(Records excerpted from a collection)

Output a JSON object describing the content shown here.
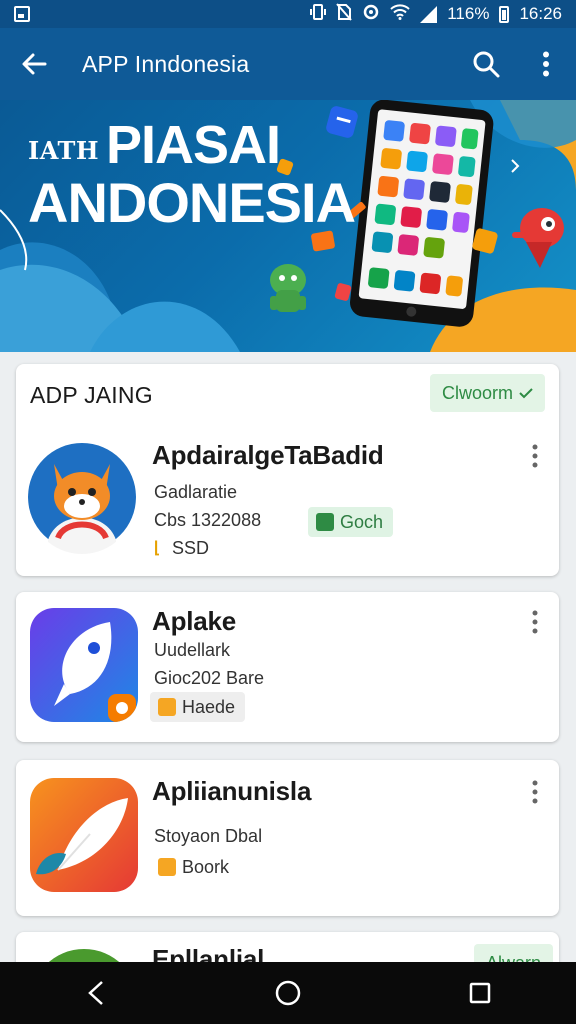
{
  "status_bar": {
    "battery": "116%",
    "time": "16:26"
  },
  "app_bar": {
    "title": "APP Inndonesia"
  },
  "banner": {
    "small_text": "IATH",
    "line1": "PIASAI",
    "line2": "ANDONESIA"
  },
  "section": {
    "header": "ADP JAING",
    "badge": "Clwoorm"
  },
  "apps": [
    {
      "name": "ApdairalgeTaBadid",
      "line1": "Gadlaratie",
      "line2": "Cbs 1322088",
      "line3": "SSD",
      "tag": "Goch"
    },
    {
      "name": "Aplake",
      "line1": "Uudellark",
      "line2": "Gioc202 Bare",
      "tag": "Haede"
    },
    {
      "name": "Apliianunisla",
      "line1": "Stoyaon Dbal",
      "tag": "Boork"
    },
    {
      "name": "Epllanlial",
      "badge": "Alwarn"
    }
  ],
  "colors": {
    "app_bar": "#0f5a97",
    "status_bar": "#0d4f87",
    "accent_green": "#2e8b44",
    "tag_orange": "#f5a623"
  },
  "icons": [
    "back-arrow-icon",
    "search-icon",
    "more-vert-icon",
    "nav-back-icon",
    "nav-home-icon",
    "nav-recents-icon"
  ]
}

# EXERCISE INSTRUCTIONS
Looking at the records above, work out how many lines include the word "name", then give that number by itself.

# RESPONSE FOR THIS EXERCISE
4